In this morning session you will be guided through some classic poems from Andrew Marvell and John Clare to more contemporary poets of flowers and gardens. You will be encouraged to share your own thoughts through writing a poem or two – even if you have never tried it before. There will be both written and reading exercises. By the end of the session, you will have encountered some of the key forms of poetry and been inspired to begin or develop your own poems.
In this two-part course you will begin to develop your own technique working with watercolour paint. Structured around a restricted palette of five colours we will explore the opportunity of watercolour in depicting the landscape of the Cambridge University Botanic Garden. Led by professional artist and award winning painter John Wiltshire, you will extend your knowledge and experience of the technique with creative and exploratory practical exercises and learn how to apply these approaches in creating your own paintings.

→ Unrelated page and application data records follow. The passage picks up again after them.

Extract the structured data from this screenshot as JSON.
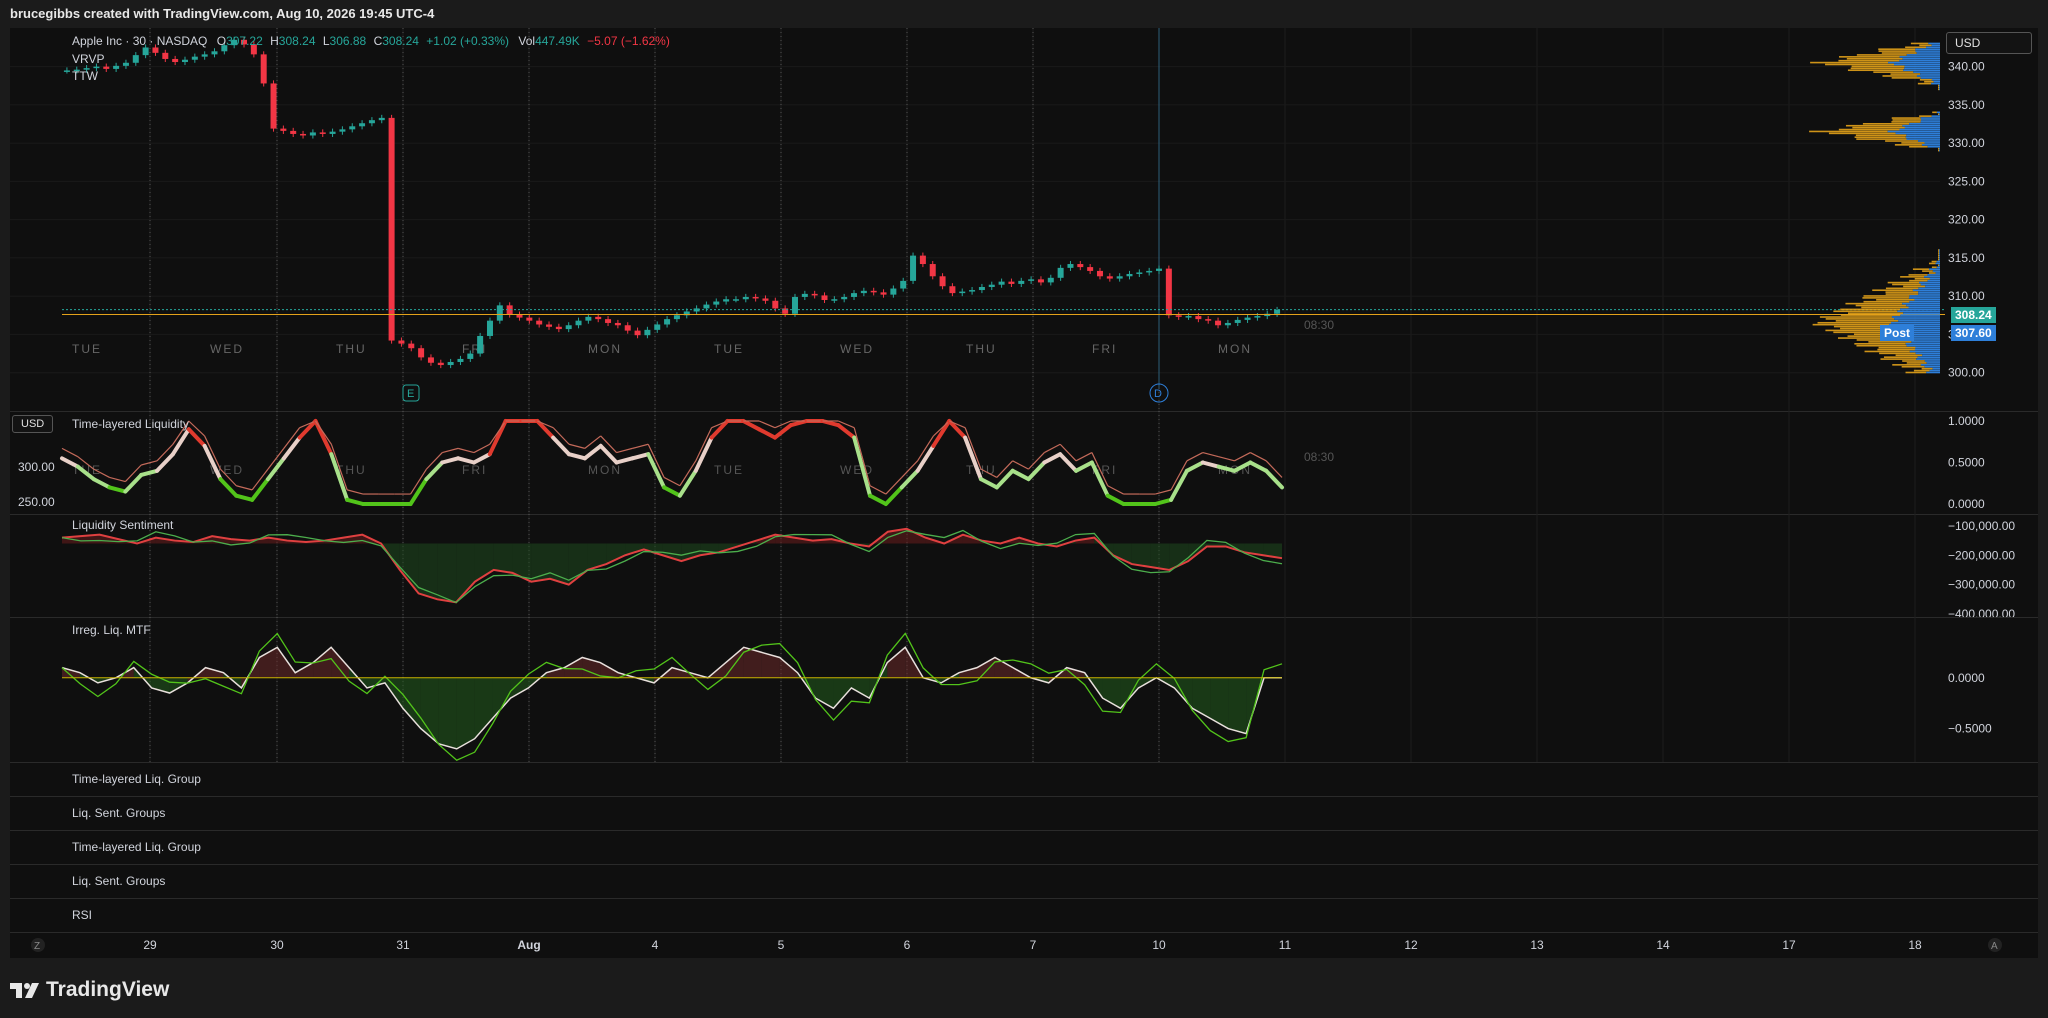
{
  "header": {
    "title": "brucegibbs created with TradingView.com, Aug 10, 2026 19:45 UTC-4"
  },
  "legend": {
    "symbol": "Apple Inc · 30 · NASDAQ",
    "o_label": "O",
    "o": "307.22",
    "h_label": "H",
    "h": "308.24",
    "l_label": "L",
    "l": "306.88",
    "c_label": "C",
    "c": "308.24",
    "change": "+1.02 (+0.33%)",
    "vol_label": "Vol",
    "vol": "447.49K",
    "vol_change": "−5.07 (−1.62%)",
    "indicators": [
      "VRVP",
      "TTW"
    ]
  },
  "currency": "USD",
  "session_time": "08:30",
  "price_labels": {
    "last": "308.24",
    "post_tag": "Post",
    "post": "307.60"
  },
  "panes": {
    "liquidity": {
      "title": "Time-layered Liquidity",
      "currency": "USD",
      "left_ticks": [
        "300.00",
        "250.00"
      ]
    },
    "sentiment": {
      "title": "Liquidity Sentiment"
    },
    "irregular": {
      "title": "Irreg. Liq. MTF"
    },
    "collapsed": [
      "Time-layered Liq. Group",
      "Liq. Sent. Groups",
      "Time-layered Liq. Group",
      "Liq. Sent. Groups",
      "RSI"
    ]
  },
  "markers": {
    "earnings": "E",
    "dividend": "D"
  },
  "corner_buttons": {
    "left": "Z",
    "right": "A"
  },
  "brand": {
    "name": "TradingView"
  },
  "colors": {
    "bg": "#0f0f0f",
    "up": "#26a69a",
    "down": "#f23645",
    "vp_blue": "#2e7fd9",
    "vp_orange": "#e3a21a",
    "liq_red": "#e03a2e",
    "liq_green": "#52c41a"
  },
  "chart_data": [
    {
      "type": "candlestick",
      "x_ticks": [
        "29",
        "30",
        "31",
        "Aug",
        "4",
        "5",
        "6",
        "7",
        "10",
        "11",
        "12",
        "13",
        "14",
        "17",
        "18"
      ],
      "weekday_labels": [
        "TUE",
        "WED",
        "THU",
        "FRI",
        "MON",
        "TUE",
        "WED",
        "THU",
        "FRI",
        "MON"
      ],
      "y_ticks": [
        "340.00",
        "335.00",
        "330.00",
        "325.00",
        "320.00",
        "315.00",
        "310.00",
        "305.00",
        "300.00"
      ],
      "ylim": [
        298,
        344
      ],
      "close_path": [
        339.5,
        339.6,
        339.8,
        340.0,
        339.7,
        340.1,
        340.5,
        341.5,
        342.5,
        341.8,
        341.0,
        340.6,
        340.9,
        341.3,
        341.6,
        342.0,
        342.8,
        343.5,
        342.9,
        341.6,
        337.8,
        331.9,
        331.6,
        331.2,
        331.0,
        331.4,
        331.2,
        331.5,
        331.8,
        332.2,
        332.6,
        333.0,
        333.3,
        304.2,
        303.8,
        303.2,
        302.0,
        301.3,
        301.0,
        301.4,
        301.8,
        302.5,
        304.8,
        306.8,
        308.8,
        307.6,
        307.2,
        306.8,
        306.3,
        306.0,
        305.7,
        306.2,
        306.8,
        307.3,
        307.0,
        306.5,
        306.2,
        305.5,
        304.9,
        305.6,
        306.3,
        307.0,
        307.5,
        308.0,
        308.4,
        308.9,
        309.3,
        309.6,
        309.6,
        309.9,
        309.7,
        309.4,
        308.4,
        307.7,
        309.9,
        310.3,
        310.1,
        309.5,
        309.6,
        309.9,
        310.4,
        310.7,
        310.5,
        310.2,
        311.0,
        312.0,
        315.3,
        314.2,
        312.6,
        311.3,
        310.4,
        310.6,
        310.8,
        311.2,
        311.5,
        311.9,
        311.6,
        312.0,
        312.2,
        311.8,
        312.4,
        313.7,
        314.2,
        313.8,
        313.3,
        312.6,
        312.3,
        312.6,
        312.9,
        313.1,
        313.3,
        313.6,
        307.5,
        307.3,
        307.4,
        307.0,
        306.8,
        306.2,
        306.5,
        306.9,
        307.2,
        307.4,
        307.7,
        308.2
      ],
      "last": 308.24,
      "post": 307.6
    },
    {
      "type": "area",
      "name": "Time-layered Liquidity",
      "y_ticks": [
        "1.0000",
        "0.5000",
        "0.0000"
      ],
      "ylim": [
        0,
        1
      ],
      "values": [
        0.55,
        0.45,
        0.3,
        0.2,
        0.15,
        0.35,
        0.4,
        0.6,
        0.9,
        0.7,
        0.3,
        0.1,
        0.05,
        0.3,
        0.55,
        0.8,
        1.0,
        0.6,
        0.05,
        0.0,
        0.0,
        0.0,
        0.0,
        0.3,
        0.5,
        0.55,
        0.5,
        0.6,
        1.0,
        1.0,
        1.0,
        0.8,
        0.6,
        0.55,
        0.7,
        0.5,
        0.55,
        0.6,
        0.2,
        0.1,
        0.4,
        0.8,
        1.0,
        1.0,
        0.9,
        0.8,
        0.95,
        1.0,
        1.0,
        0.95,
        0.8,
        0.1,
        0.0,
        0.2,
        0.4,
        0.7,
        1.0,
        0.8,
        0.3,
        0.2,
        0.4,
        0.3,
        0.5,
        0.6,
        0.4,
        0.5,
        0.1,
        0.0,
        0.0,
        0.0,
        0.05,
        0.4,
        0.5,
        0.45,
        0.4,
        0.5,
        0.4,
        0.2
      ]
    },
    {
      "type": "area",
      "name": "Liquidity Sentiment",
      "y_ticks": [
        "−100,000.00",
        "−200,000.00",
        "−300,000.00",
        "−400,000.00"
      ],
      "ylim": [
        -400000,
        -80000
      ],
      "values": [
        -140000,
        -135000,
        -130000,
        -145000,
        -160000,
        -140000,
        -150000,
        -155000,
        -135000,
        -145000,
        -150000,
        -140000,
        -150000,
        -155000,
        -150000,
        -140000,
        -130000,
        -160000,
        -250000,
        -330000,
        -350000,
        -360000,
        -290000,
        -250000,
        -260000,
        -290000,
        -280000,
        -300000,
        -250000,
        -230000,
        -200000,
        -180000,
        -200000,
        -220000,
        -200000,
        -190000,
        -170000,
        -150000,
        -130000,
        -140000,
        -150000,
        -145000,
        -160000,
        -170000,
        -120000,
        -110000,
        -140000,
        -160000,
        -130000,
        -150000,
        -160000,
        -140000,
        -160000,
        -170000,
        -150000,
        -140000,
        -200000,
        -230000,
        -240000,
        -250000,
        -220000,
        -170000,
        -170000,
        -190000,
        -200000,
        -210000
      ]
    },
    {
      "type": "area",
      "name": "Irreg. Liq. MTF",
      "y_ticks": [
        "0.0000",
        "−0.5000"
      ],
      "ylim": [
        -0.78,
        0.5
      ],
      "values": [
        0.1,
        0.05,
        -0.05,
        0.0,
        0.1,
        -0.1,
        -0.15,
        -0.05,
        0.1,
        0.05,
        -0.1,
        0.2,
        0.3,
        0.05,
        0.15,
        0.3,
        0.1,
        -0.1,
        -0.05,
        -0.3,
        -0.5,
        -0.65,
        -0.7,
        -0.6,
        -0.4,
        -0.2,
        -0.1,
        0.05,
        0.1,
        0.2,
        0.15,
        0.05,
        0.0,
        -0.05,
        0.1,
        0.05,
        0.0,
        0.15,
        0.3,
        0.25,
        0.2,
        0.05,
        -0.2,
        -0.3,
        -0.1,
        -0.2,
        0.15,
        0.3,
        0.0,
        -0.05,
        0.05,
        0.1,
        0.2,
        0.1,
        0.0,
        -0.05,
        0.1,
        0.05,
        -0.2,
        -0.3,
        -0.1,
        0.0,
        -0.1,
        -0.3,
        -0.4,
        -0.5,
        -0.55,
        0.0,
        0.0
      ]
    }
  ]
}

The first online session introduces learners to soil formation and how to cultivate soil to promote its health. Learners will gain an understanding of the science of soils and the variety of life within it. Most importantly you will learn that soil is the foundation of all successful growing and that how we assess, cultivate and care for our soil ensures a healthy and productive garden.
This online course introduces learners to soil formation and how to cultivate soil to promote its health. Learners will gain an understanding of the science of soils and the variety of life within it. Most importantly you will learn that soil is the foundation of all successful growing and that how we assess, cultivate and care for our soil ensures a healthy and productive garden.
Come along to this exciting 2-day workshop with a pile of plain fabrics or T-shirts etc and leave with colourful prints inspired by autumn in the Botanic Garden. Our starting point will be to look at the wonderful leaf shapes, seed pods, berries and late-season flowers. Emphasis will be on the experimental, developing your own designs, using paper screen masks, and mixing colour to create your own unique fabrics. This is a great introductory session for anyone new to screen printing as well as for students who would like to develop existing printing skills.
Drawing from our rich holdings of paintings, drawings, prints, ceramics and sculpture, ‘Women: makers and muses’ is the first display in an on-going series highlighting work by women throughout the history of art and from across the globe.
A series of films made in response to the display in which curators offer further thoughts on featured artworks will be followed by a Q&A with Jane Munro and Rebecca Birrell.
Join Rebecca Roberts, Curator of Gold of the Great Steppe, for a spotlight talk in the exhibition, introducing key themes and highlight objects.
Join Fitzwilliam Museum Curator, Helen Ritchie, for a brief introduction (approx. 30 minutes) to Magdalene Odundo in Cambridge. Curated by ceramic artist Magdalene Odundo DBE, this display marks 50 years since Odundo moved from Kenya to Cambridge to study at Cambridge School of Art and brings together a selection of global collections from Cambridge collections with examples of her own unmistakeable work.
Please note these spotlight talks will take place at the Museum. Booking is free but necessary.
Join us online for a conversation between ceramic artist Magdalene Odundo DBE and organising Curator, Helen Ritchie, who will discuss Magdalene Odundo in Cambridge.
As we take in the splendour and beauty of the gold artefacts from the Great Steppe, we can’t help but wonder about their prehistoric makers and users: Where did they obtain the precious metal? What tools and techniques did they employ to turn it into the elaborate artefacts we admire today? How did they learn their skills? Were these objects used in life, or made for the dead? Scientific analyses provide some answers but also raise new questions.